— Chris Creamer | SportsLogos.Net (@sportslogosnet) December 17, 2023
There’s been a couple more times when we almost saw this happen, both in the NHL, both during the pre-season, and both of which would have had the relocated teams wearing their old uniforms in front of their former market’s home crowd for a neutral site contest.
On September 28, 2002, the Colorado Avalanche returned to Quebec City, where they played as the Quebec Nordiques, to face the Montreal Canadiens. The Avs were officially the road team but used the Nords’ old home dressing room and got to wear home white uniforms. There was a brief discussion among organizers to have the Avs wear the old Nordiques uniforms, even if it was just during the pre-game skate, but they ultimately decided against it.

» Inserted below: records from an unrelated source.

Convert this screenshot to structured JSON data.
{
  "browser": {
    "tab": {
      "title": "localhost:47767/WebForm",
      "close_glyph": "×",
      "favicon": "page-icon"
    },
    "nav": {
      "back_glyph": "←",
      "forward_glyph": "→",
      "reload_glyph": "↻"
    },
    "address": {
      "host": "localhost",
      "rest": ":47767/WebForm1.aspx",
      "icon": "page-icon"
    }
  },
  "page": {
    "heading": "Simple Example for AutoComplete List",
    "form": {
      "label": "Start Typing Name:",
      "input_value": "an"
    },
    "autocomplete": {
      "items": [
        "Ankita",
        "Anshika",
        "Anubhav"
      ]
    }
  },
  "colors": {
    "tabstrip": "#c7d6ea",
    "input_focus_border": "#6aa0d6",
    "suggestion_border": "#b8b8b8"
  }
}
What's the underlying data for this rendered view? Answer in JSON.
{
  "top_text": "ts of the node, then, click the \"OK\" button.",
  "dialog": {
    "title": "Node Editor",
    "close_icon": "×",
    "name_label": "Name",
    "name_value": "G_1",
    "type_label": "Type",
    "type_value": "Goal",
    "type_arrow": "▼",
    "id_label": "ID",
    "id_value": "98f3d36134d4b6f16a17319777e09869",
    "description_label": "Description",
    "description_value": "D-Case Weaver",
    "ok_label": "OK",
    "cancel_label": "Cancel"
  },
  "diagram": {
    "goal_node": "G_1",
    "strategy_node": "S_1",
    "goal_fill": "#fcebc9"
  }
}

“There’s only three players left on the Avalanche who wore it and anyway, we don’t have any [jerseys] left,” explained Nicole Bouchard, a former media relations staffer for the Nordiques.
Nordiques uniforms would make an appearance, however, when the three former players – Adam Foote, Peter Forsberg, and Joe Sakic skated onto the ice wearing the old blue sweater, saluting the crowd to a rousing standing ovation.
Four years later, a similar situation unfolded in Winnipeg when the Phoenix Coyotes — the former Winnipeg Jets — returned to town for a pre-season game against the Edmonton Oilers on September 17, 2006. The Coyotes had plans to wear Jets throwback uniforms for the game but, at the last minute, decided against it.
“The Coyotes’ planned gesture might not have erased the lingering hurt,” wrote Paul Friesen in that morning’s Winnipeg Sun, “but it would have been appreciated, nonetheless.”
“But it’s not going to happen. The jersey plan has been nixed, although no one’s quite sure by who.”
While it seems as though fans in Quebec and Winnipeg would have welcomed the idea, those in Hartford and Houston were very much of the opposite point-of-view. So how do you feel about teams leaving markets and then wearing their old uniforms again? Is it okay now and then? How about wearing them AGAINST the old market? Does the city getting a new team heal some of the old wounds? Let me know in the comments.